━━━━━ Data provided

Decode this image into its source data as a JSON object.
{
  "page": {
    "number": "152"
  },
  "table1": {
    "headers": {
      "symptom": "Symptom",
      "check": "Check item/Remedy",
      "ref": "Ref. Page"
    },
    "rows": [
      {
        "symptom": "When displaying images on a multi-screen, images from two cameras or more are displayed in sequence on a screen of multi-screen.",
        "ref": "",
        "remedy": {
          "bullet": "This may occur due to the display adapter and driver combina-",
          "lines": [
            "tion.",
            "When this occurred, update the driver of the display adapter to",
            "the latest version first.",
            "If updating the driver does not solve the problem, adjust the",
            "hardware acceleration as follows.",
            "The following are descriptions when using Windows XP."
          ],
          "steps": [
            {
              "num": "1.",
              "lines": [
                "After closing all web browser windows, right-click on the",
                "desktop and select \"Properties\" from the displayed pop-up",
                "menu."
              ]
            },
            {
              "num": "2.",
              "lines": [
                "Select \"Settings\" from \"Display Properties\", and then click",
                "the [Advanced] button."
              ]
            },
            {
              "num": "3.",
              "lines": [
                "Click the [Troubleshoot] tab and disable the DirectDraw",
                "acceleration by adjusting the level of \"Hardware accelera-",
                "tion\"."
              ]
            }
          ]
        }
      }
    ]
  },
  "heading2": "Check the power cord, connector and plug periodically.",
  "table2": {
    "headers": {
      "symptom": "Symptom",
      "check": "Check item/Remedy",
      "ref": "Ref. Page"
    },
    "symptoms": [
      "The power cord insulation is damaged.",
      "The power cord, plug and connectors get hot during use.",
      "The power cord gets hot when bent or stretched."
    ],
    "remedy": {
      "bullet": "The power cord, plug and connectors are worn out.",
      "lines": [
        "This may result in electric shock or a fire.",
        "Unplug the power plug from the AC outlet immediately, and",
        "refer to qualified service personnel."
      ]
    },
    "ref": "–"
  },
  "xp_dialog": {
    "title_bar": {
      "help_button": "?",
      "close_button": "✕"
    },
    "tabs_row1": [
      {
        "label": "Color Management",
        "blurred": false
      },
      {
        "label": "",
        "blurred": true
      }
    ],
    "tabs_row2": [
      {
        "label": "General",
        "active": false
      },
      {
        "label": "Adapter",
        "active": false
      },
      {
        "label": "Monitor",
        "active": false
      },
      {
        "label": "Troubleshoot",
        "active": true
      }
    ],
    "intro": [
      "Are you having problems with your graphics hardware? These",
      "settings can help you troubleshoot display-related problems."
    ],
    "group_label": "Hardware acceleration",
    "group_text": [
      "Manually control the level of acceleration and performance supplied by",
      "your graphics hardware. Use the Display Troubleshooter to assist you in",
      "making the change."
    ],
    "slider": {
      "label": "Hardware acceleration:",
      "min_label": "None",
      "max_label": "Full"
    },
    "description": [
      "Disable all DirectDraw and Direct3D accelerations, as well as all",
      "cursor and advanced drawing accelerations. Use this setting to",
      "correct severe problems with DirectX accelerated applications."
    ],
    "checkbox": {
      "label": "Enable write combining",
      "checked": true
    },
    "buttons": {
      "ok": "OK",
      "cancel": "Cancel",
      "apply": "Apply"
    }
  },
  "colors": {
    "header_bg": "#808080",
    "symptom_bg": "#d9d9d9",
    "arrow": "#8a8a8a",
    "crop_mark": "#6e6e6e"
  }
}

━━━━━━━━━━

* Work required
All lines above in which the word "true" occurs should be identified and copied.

* Task output
        "blurred": true
        "active": true
      "checked": true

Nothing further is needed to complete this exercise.